** Opening EXTRACTED RECORDS block **
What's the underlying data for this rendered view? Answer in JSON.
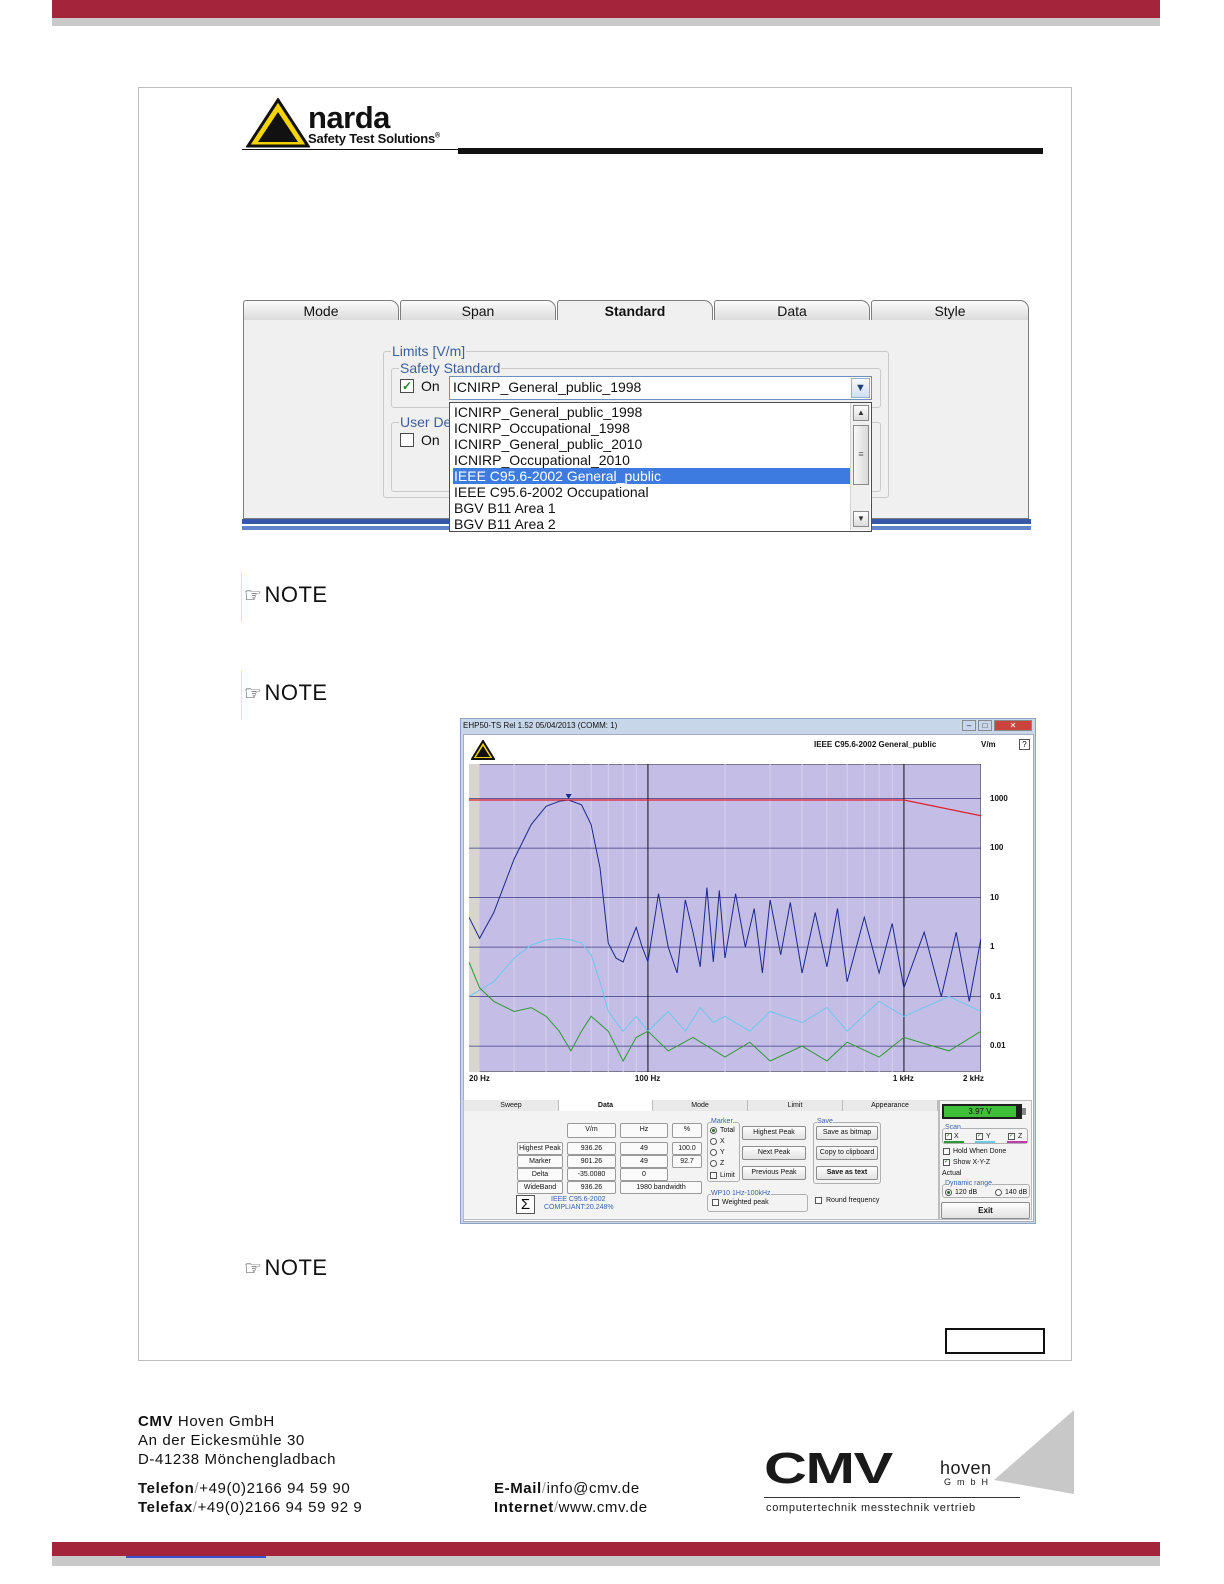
{
  "header": {
    "logo_name": "narda",
    "logo_sub": "Safety Test Solutions",
    "logo_reg": "®"
  },
  "tabs": [
    "Mode",
    "Span",
    "Standard",
    "Data",
    "Style"
  ],
  "limits": {
    "group_label": "Limits [V/m]",
    "safety_label": "Safety Standard",
    "on_label": "On",
    "selected": "ICNIRP_General_public_1998",
    "user_label": "User De",
    "user_on_label": "On",
    "options": [
      "ICNIRP_General_public_1998",
      "ICNIRP_Occupational_1998",
      "ICNIRP_General_public_2010",
      "ICNIRP_Occupational_2010",
      "IEEE C95.6-2002 General_public",
      "IEEE C95.6-2002 Occupational",
      "BGV B11 Area 1",
      "BGV B11 Area 2"
    ],
    "highlighted_index": 4
  },
  "notes": [
    "NOTE",
    "NOTE",
    "NOTE"
  ],
  "software": {
    "title": "EHP50-TS Rel 1.52 05/04/2013 (COMM: 1)",
    "standard": "IEEE C95.6-2002 General_public",
    "unit": "V/m",
    "help": "?",
    "tabs": [
      "Sweep",
      "Data",
      "Mode",
      "Limit",
      "Appearance"
    ],
    "columns": [
      "V/m",
      "Hz",
      "%"
    ],
    "rows": [
      {
        "label": "Highest Peak",
        "vm": "936.26",
        "hz": "49",
        "pct": "100.0"
      },
      {
        "label": "Marker",
        "vm": "901.26",
        "hz": "49",
        "pct": "92.7"
      },
      {
        "label": "Delta",
        "vm": "-35.0080",
        "hz": "0",
        "pct": ""
      },
      {
        "label": "WideBand",
        "vm": "936.26",
        "hz": "1980 bandwidth",
        "pct": ""
      }
    ],
    "compliance": [
      "IEEE C95.6-2002",
      "COMPLIANT:20.248%"
    ],
    "sigma": "Σ",
    "marker_group": "Marker",
    "marker_options": [
      "Total",
      "X",
      "Y",
      "Z"
    ],
    "limit_label": "Limit",
    "marker_buttons": [
      "Highest Peak",
      "Next Peak",
      "Previous Peak"
    ],
    "save_group": "Save",
    "save_buttons": [
      "Save as bitmap",
      "Copy to clipboard",
      "Save as text"
    ],
    "wp_group": "WP10 1Hz-100kHz",
    "weighted_peak": "Weighted peak",
    "round_freq": "Round frequency",
    "battery": "3.97 V",
    "scan_label": "Scan",
    "scan_axes": [
      "X",
      "Y",
      "Z"
    ],
    "hold_label": "Hold When Done",
    "show_label": "Show X-Y-Z",
    "actual_label": "Actual",
    "dyn_label": "Dynamic range",
    "dyn_options": [
      "120 dB",
      "140 dB"
    ],
    "exit": "Exit"
  },
  "chart_data": {
    "type": "line",
    "xscale": "log",
    "yscale": "log",
    "x_ticks": [
      "20 Hz",
      "100 Hz",
      "1 kHz",
      "2 kHz"
    ],
    "y_ticks": [
      "1000",
      "100",
      "10",
      "1",
      "0.1",
      "0.01"
    ],
    "xlim": [
      20,
      2000
    ],
    "ylim": [
      0.003,
      5000
    ],
    "limit_line": {
      "x": [
        20,
        1000,
        2000
      ],
      "y": [
        936,
        936,
        450
      ]
    },
    "series": [
      {
        "color": "#1a2a8c",
        "x": [
          20,
          22,
          25,
          30,
          35,
          40,
          45,
          49,
          55,
          60,
          65,
          70,
          75,
          80,
          85,
          90,
          95,
          100,
          110,
          120,
          130,
          140,
          150,
          160,
          170,
          180,
          190,
          200,
          220,
          240,
          260,
          280,
          300,
          330,
          360,
          400,
          450,
          500,
          550,
          600,
          700,
          800,
          900,
          1000,
          1200,
          1400,
          1600,
          1800,
          2000
        ],
        "y": [
          4,
          1.5,
          5,
          60,
          300,
          700,
          880,
          936,
          750,
          300,
          40,
          1.2,
          0.6,
          0.5,
          1.2,
          2.5,
          1.0,
          0.5,
          12,
          1.0,
          0.3,
          9,
          2,
          0.4,
          16,
          0.5,
          14,
          0.6,
          12,
          1.0,
          6,
          0.3,
          9,
          0.7,
          8,
          0.3,
          5,
          0.4,
          6,
          0.2,
          4,
          0.3,
          3,
          0.15,
          2,
          0.1,
          2,
          0.08,
          1.5
        ]
      },
      {
        "color": "#6ec7ea",
        "x": [
          20,
          25,
          30,
          35,
          40,
          45,
          50,
          55,
          60,
          65,
          70,
          80,
          90,
          100,
          120,
          140,
          160,
          180,
          200,
          250,
          300,
          400,
          500,
          600,
          800,
          1000,
          1500,
          2000
        ],
        "y": [
          0.1,
          0.2,
          0.6,
          1.1,
          1.4,
          1.5,
          1.4,
          1.2,
          0.7,
          0.2,
          0.05,
          0.02,
          0.04,
          0.02,
          0.05,
          0.02,
          0.06,
          0.03,
          0.04,
          0.02,
          0.05,
          0.03,
          0.06,
          0.02,
          0.08,
          0.04,
          0.1,
          0.05
        ]
      },
      {
        "color": "#2f9a34",
        "x": [
          20,
          22,
          25,
          30,
          35,
          40,
          45,
          50,
          55,
          60,
          70,
          80,
          90,
          100,
          120,
          150,
          200,
          250,
          300,
          400,
          500,
          600,
          800,
          1000,
          1500,
          2000
        ],
        "y": [
          0.5,
          0.15,
          0.08,
          0.05,
          0.06,
          0.04,
          0.02,
          0.008,
          0.02,
          0.04,
          0.02,
          0.005,
          0.015,
          0.02,
          0.008,
          0.015,
          0.006,
          0.012,
          0.005,
          0.01,
          0.005,
          0.012,
          0.006,
          0.015,
          0.008,
          0.02
        ]
      }
    ],
    "marker": {
      "x": 49,
      "y": 936
    }
  },
  "footer": {
    "company_bold": "CMV",
    "company_rest": " Hoven GmbH",
    "street": "An der Eickesmühle 30",
    "city": "D-41238 Mönchengladbach",
    "tel_label": "Telefon",
    "tel": "+49(0)2166 94 59 90",
    "fax_label": "Telefax",
    "fax": "+49(0)2166 94 59 92 9",
    "email_label": "E-Mail",
    "email": "info@cmv.de",
    "web_label": "Internet",
    "web": "www.cmv.de",
    "logo_cmv": "CMV",
    "logo_hoven": "hoven",
    "logo_gmbh": "GmbH",
    "logo_tag": "computertechnik messtechnik vertrieb"
  }
}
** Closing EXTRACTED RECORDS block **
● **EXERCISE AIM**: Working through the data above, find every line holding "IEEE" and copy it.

● **TASK ANSWER**:
      "IEEE C95.6-2002 General_public",
      "IEEE C95.6-2002 Occupational",
    "standard": "IEEE C95.6-2002 General_public",
      "IEEE C95.6-2002",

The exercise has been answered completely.